Because I wasn’t able to go to the other two services (as split bodies is not one of my attributes) I can’t say exactly what went on there, but I know that they helped the community just as much as my group did.
Note: Pictures not uploading due to WiFi issue – thank you for your patience.
June 29, 2016
Hi! my name is Brad and I’m the official GLA blogger today. Today was really exciting for the Jaguarundi hostel group as we started the morning off with a long horseback ride in Rancho Quemado. The horses brought us to a local family’s gold panning establishment, where we learned about the history of gold mining in Rancho Quemado. But after learning about the gold, we were able to actually try it out, as we walked up a nearby creek to pan for some gold, which we did find by the way. From there, we returned to our hostel for our traditional lunch, and then took an hour siesta. By then, it was time to participate in our daily community service, and today we were building a garden at the local elementary school. Once our service was complete, we ate dinner and prepared for a community bon fire, where er joined the locals in song and dance. What seemed like only minutes turned into hours, and soon enough, it was time for bed. We went to bed tired after our long day, but excited for what was to come tomorrow.

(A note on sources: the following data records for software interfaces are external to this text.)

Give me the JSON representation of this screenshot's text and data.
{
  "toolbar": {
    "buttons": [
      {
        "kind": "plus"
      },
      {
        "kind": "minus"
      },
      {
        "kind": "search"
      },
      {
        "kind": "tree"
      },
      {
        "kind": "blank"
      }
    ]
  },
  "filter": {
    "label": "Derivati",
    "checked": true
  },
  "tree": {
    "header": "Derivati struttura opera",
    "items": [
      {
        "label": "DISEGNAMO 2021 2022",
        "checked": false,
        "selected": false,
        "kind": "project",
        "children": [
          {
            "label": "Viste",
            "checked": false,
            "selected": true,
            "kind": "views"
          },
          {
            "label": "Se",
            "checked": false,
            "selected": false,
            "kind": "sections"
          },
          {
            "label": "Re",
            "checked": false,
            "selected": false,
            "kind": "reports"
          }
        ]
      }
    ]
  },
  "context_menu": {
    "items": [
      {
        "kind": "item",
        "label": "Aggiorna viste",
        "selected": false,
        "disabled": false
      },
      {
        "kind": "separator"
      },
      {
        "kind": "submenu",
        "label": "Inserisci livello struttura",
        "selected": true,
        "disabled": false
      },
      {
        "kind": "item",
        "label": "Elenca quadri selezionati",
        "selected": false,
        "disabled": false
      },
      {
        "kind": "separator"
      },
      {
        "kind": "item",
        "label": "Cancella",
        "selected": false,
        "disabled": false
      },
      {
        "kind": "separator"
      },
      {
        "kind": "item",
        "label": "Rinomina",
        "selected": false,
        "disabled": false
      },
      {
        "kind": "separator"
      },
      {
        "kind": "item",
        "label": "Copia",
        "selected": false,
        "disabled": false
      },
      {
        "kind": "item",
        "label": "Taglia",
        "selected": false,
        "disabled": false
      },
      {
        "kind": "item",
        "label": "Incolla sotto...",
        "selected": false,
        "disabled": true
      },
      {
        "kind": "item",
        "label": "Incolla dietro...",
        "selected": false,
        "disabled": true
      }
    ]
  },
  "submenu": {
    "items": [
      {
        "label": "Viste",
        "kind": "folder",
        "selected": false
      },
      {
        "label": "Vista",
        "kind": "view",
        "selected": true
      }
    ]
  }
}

This morning the group in Laguna de Valle went for a horseback ride. We followed our guide a steady pace to the destination at a gold mine. Here the group learned about different gold mining techniques. Specifically we saw two different ways to pan gold. After the tour the girls rode their horses back to town. Having a little more experience the group had a mix of walking and trotting on the way back. After lunch, the group had service at the library! Cleaning up trash and brush we then leveled out an area of land for a library parking lot. The hard work paid off and they successfully cleared a space making a tangible contribution to the community.
July 1st and 2nd
July 3, 2016
Today we all went to a dairy farm in the morning. We were able to try to lasso cows, which was new for everyone and was mostly unsuccesful but still a lot of fun. Then we all got to milk the cow and see how they make the cheese on the farm. After that we all went to houses of women from the community for a cooking class. We made tortillas, juice, picadillo de palma, and frijol molido. After that we did community service, half of the group did recycling with the kids and the rest of us were working in the garden. Then, in the evening we had mentor group.
Submitted by Erica Smith
This morning we got to wake up at our typical 6:45 alarm. The only difference now was that we realized this was our last day in rancho quemado. After our sad realization, it made me contemplate on how great of an experience this trip was overall. We went on a bike ride after breakfast, which was a good time to communicate with our friends that we had become so close to in the past two weeks. After we got to chill some more, we all got to walk into town together for the last time. In the bleachers, the ticos had put together a group of stands to sell their incredible bracelets, cookies, shirts, and journals that they make for a living. Sorry mom and dad, but i absolutely blew your money during this. After we spent our money, the ticos cooked our final meal in rancho quemado, which was as good as it always is. Finally, they got together a mejenga, which was a soccer game with everyone in the whole village, including us. The saddest part of the whole experience was saying goodbye at the end of the night. The whole trip was a life-changing, unforgettable experience that was absolutely incredible. Thank you to all. Students and staff made it that way. I will miss you all and keep in touch.